━━━━━ Data ━━━━━

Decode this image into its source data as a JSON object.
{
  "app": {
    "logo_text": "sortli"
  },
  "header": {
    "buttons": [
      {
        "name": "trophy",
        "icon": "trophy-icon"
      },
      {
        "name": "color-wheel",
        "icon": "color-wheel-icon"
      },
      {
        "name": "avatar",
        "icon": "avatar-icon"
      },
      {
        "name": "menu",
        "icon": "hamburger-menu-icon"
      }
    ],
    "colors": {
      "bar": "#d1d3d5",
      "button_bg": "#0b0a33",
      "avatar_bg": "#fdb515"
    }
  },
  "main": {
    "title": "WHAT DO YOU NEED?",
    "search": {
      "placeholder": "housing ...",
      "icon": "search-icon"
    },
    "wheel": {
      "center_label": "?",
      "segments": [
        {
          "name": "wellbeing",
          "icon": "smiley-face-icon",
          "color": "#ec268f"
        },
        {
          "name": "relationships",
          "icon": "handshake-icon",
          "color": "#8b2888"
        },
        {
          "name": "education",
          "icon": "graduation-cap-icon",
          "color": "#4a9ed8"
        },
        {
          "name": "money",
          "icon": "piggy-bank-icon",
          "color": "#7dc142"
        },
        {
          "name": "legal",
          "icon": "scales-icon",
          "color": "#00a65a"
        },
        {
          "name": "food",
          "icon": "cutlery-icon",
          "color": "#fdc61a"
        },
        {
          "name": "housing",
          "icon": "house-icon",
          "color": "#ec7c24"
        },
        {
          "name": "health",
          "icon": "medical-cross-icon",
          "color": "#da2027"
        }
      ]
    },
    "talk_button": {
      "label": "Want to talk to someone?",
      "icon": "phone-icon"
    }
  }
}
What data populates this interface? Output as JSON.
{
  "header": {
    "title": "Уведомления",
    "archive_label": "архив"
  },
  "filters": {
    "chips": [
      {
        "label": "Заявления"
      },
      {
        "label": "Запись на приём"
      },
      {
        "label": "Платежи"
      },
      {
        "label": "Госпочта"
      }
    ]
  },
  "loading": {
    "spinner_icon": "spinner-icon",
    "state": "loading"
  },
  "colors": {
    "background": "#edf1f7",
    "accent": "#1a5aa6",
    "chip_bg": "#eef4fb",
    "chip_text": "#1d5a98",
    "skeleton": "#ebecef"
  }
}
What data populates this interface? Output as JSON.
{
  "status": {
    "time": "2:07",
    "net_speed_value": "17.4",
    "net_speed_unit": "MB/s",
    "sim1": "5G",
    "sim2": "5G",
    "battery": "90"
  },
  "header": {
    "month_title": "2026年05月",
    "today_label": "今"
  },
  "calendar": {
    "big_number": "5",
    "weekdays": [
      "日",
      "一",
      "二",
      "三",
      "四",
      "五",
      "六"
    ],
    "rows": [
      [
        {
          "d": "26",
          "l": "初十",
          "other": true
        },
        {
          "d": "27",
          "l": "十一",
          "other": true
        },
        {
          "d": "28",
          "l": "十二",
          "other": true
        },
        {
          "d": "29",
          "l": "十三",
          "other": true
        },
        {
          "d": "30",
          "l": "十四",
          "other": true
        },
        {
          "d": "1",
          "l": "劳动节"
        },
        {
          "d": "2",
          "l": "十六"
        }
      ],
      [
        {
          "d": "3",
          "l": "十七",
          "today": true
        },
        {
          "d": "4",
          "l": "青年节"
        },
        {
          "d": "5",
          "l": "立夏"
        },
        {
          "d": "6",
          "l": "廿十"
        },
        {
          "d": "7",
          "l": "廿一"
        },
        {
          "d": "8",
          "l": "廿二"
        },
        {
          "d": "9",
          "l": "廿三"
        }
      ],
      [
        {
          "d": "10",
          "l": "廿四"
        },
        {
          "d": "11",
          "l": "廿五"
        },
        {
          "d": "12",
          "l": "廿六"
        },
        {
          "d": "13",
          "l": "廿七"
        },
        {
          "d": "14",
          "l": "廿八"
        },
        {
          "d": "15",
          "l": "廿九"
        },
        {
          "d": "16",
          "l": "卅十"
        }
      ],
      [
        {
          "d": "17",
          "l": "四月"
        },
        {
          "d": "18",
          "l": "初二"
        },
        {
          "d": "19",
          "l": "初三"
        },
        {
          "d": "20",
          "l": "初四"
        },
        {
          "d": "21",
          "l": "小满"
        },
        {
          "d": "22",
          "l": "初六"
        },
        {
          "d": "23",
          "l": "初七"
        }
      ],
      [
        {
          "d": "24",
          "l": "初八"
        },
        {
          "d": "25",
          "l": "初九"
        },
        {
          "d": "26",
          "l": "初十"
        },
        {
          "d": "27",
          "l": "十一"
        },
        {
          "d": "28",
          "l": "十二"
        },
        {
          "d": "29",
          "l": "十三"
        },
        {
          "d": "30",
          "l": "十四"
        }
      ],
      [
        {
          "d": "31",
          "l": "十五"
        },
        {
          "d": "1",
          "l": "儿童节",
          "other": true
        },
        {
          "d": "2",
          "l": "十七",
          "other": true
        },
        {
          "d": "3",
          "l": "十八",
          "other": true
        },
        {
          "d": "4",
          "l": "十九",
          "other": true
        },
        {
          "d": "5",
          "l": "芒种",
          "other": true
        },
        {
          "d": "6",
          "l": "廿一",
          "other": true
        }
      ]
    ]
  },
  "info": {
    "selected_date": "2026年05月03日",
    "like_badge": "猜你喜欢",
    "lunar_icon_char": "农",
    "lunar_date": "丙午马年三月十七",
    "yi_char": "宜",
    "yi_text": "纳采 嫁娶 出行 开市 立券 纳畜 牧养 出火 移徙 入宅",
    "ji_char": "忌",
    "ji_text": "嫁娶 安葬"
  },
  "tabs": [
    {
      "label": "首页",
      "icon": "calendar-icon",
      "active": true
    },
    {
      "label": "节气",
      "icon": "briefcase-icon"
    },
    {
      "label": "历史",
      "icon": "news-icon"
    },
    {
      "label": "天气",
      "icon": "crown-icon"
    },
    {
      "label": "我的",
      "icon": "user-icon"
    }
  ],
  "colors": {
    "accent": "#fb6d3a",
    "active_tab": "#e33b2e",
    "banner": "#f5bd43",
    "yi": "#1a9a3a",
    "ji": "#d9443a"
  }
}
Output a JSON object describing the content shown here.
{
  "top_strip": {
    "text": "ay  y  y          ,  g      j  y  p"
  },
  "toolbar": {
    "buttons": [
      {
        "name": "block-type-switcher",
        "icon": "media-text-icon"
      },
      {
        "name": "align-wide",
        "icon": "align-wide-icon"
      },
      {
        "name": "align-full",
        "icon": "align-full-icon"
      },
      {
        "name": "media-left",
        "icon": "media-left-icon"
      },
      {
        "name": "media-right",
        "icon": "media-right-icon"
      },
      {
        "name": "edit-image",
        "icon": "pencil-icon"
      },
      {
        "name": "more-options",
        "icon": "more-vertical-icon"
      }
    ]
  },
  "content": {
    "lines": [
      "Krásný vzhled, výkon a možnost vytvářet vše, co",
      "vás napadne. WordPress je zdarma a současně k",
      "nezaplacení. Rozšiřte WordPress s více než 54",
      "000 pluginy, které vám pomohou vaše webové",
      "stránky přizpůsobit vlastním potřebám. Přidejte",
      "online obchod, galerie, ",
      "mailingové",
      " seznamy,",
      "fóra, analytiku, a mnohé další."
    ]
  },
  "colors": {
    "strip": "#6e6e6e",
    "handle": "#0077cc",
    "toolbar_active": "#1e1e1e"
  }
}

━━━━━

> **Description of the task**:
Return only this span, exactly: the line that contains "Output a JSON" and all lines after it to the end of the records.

> **Result for this exercise**:
Output a JSON object describing the content shown here.
{
  "top_strip": {
    "text": "ay  y  y          ,  g      j  y  p"
  },
  "toolbar": {
    "buttons": [
      {
        "name": "block-type-switcher",
        "icon": "media-text-icon"
      },
      {
        "name": "align-wide",
        "icon": "align-wide-icon"
      },
      {
        "name": "align-full",
        "icon": "align-full-icon"
      },
      {
        "name": "media-left",
        "icon": "media-left-icon"
      },
      {
        "name": "media-right",
        "icon": "media-right-icon"
      },
      {
        "name": "edit-image",
        "icon": "pencil-icon"
      },
      {
        "name": "more-options",
        "icon": "more-vertical-icon"
      }
    ]
  },
  "content": {
    "lines": [
      "Krásný vzhled, výkon a možnost vytvářet vše, co",
      "vás napadne. WordPress je zdarma a současně k",
      "nezaplacení. Rozšiřte WordPress s více než 54",
      "000 pluginy, které vám pomohou vaše webové",
      "stránky přizpůsobit vlastním potřebám. Přidejte",
      "online obchod, galerie, ",
      "mailingové",
      " seznamy,",
      "fóra, analytiku, a mnohé další."
    ]
  },
  "colors": {
    "strip": "#6e6e6e",
    "handle": "#0077cc",
    "toolbar_active": "#1e1e1e"
  }
}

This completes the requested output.